*SOURCE MATERIAL:*

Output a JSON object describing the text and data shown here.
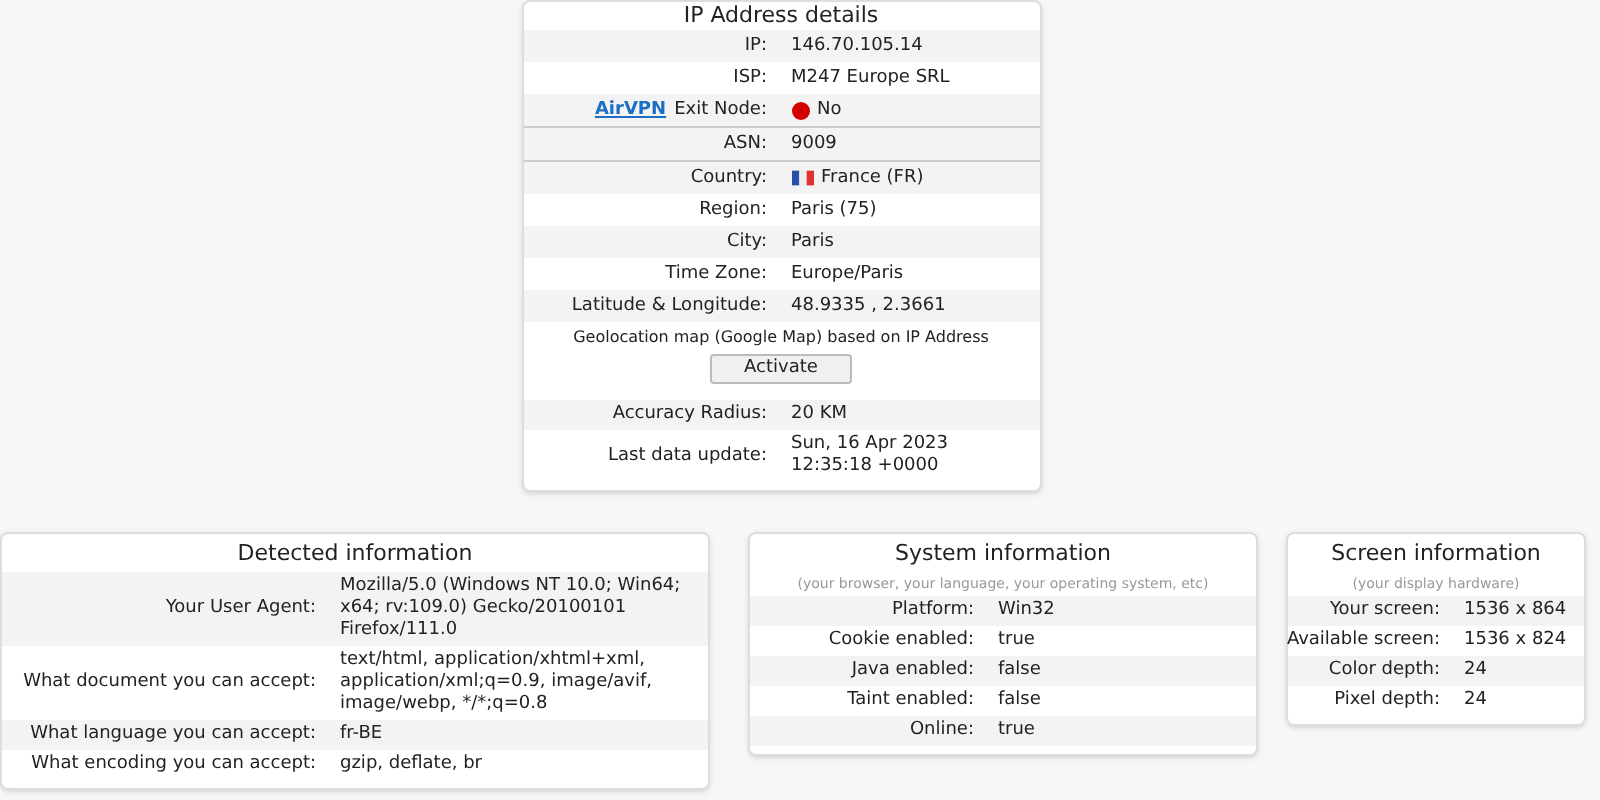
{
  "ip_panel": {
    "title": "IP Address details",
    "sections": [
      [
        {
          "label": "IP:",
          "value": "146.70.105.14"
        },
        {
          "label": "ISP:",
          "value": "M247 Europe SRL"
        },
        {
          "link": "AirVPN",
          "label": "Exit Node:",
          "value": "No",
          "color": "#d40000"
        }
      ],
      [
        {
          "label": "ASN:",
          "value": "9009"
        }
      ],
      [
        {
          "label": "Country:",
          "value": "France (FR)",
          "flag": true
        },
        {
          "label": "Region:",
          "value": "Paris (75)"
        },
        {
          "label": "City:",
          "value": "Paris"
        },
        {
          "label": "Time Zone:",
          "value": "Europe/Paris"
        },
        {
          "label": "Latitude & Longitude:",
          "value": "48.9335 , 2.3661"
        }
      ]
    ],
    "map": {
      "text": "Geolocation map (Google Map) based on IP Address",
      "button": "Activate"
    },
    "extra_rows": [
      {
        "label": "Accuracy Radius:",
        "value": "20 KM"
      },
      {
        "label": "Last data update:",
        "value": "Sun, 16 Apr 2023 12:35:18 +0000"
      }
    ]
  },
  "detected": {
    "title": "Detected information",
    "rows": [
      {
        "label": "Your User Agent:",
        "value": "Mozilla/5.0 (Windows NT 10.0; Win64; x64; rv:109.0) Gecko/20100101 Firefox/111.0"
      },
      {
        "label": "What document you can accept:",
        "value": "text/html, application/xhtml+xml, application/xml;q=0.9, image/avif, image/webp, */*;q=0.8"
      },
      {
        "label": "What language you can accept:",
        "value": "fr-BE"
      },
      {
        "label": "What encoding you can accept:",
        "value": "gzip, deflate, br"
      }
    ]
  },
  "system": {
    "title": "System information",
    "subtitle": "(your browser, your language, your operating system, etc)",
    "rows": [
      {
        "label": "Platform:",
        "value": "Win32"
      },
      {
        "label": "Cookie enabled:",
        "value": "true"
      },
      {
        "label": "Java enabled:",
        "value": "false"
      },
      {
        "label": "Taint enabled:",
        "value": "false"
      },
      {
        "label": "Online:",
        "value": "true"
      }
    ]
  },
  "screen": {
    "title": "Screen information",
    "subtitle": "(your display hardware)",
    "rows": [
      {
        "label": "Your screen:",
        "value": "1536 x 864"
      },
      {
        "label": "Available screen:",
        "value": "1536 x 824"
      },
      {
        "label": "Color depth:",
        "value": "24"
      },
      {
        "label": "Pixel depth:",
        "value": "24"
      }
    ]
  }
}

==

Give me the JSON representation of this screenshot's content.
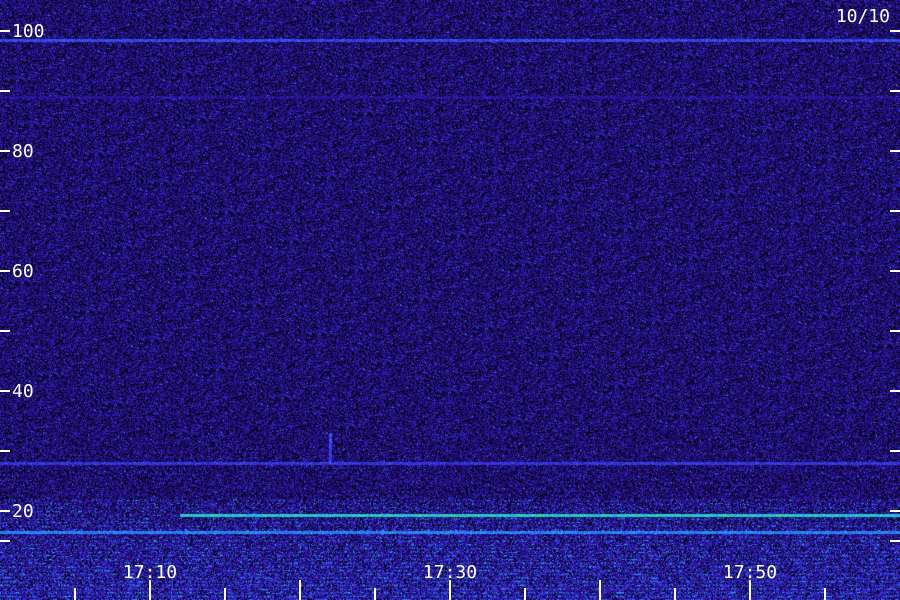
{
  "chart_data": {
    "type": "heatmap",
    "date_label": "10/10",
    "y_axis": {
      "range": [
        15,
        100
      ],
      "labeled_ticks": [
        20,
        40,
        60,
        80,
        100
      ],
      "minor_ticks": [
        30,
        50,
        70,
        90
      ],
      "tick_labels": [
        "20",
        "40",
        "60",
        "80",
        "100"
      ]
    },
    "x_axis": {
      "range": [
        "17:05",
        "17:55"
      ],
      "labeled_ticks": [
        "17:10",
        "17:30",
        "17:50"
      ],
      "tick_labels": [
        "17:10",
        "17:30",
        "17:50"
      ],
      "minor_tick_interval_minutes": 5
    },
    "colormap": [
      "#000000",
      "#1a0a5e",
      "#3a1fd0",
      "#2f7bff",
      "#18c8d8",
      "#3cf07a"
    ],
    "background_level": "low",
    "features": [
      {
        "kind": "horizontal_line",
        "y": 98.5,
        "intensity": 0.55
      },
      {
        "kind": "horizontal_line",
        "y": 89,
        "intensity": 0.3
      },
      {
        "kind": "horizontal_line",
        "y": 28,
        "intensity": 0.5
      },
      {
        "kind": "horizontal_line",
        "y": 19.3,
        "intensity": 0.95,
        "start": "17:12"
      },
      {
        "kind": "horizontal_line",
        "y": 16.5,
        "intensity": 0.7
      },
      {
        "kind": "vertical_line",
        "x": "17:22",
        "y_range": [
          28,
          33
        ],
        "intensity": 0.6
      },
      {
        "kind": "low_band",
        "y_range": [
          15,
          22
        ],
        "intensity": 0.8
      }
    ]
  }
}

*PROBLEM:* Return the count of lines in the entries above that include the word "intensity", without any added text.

*TASK RESULT:* 7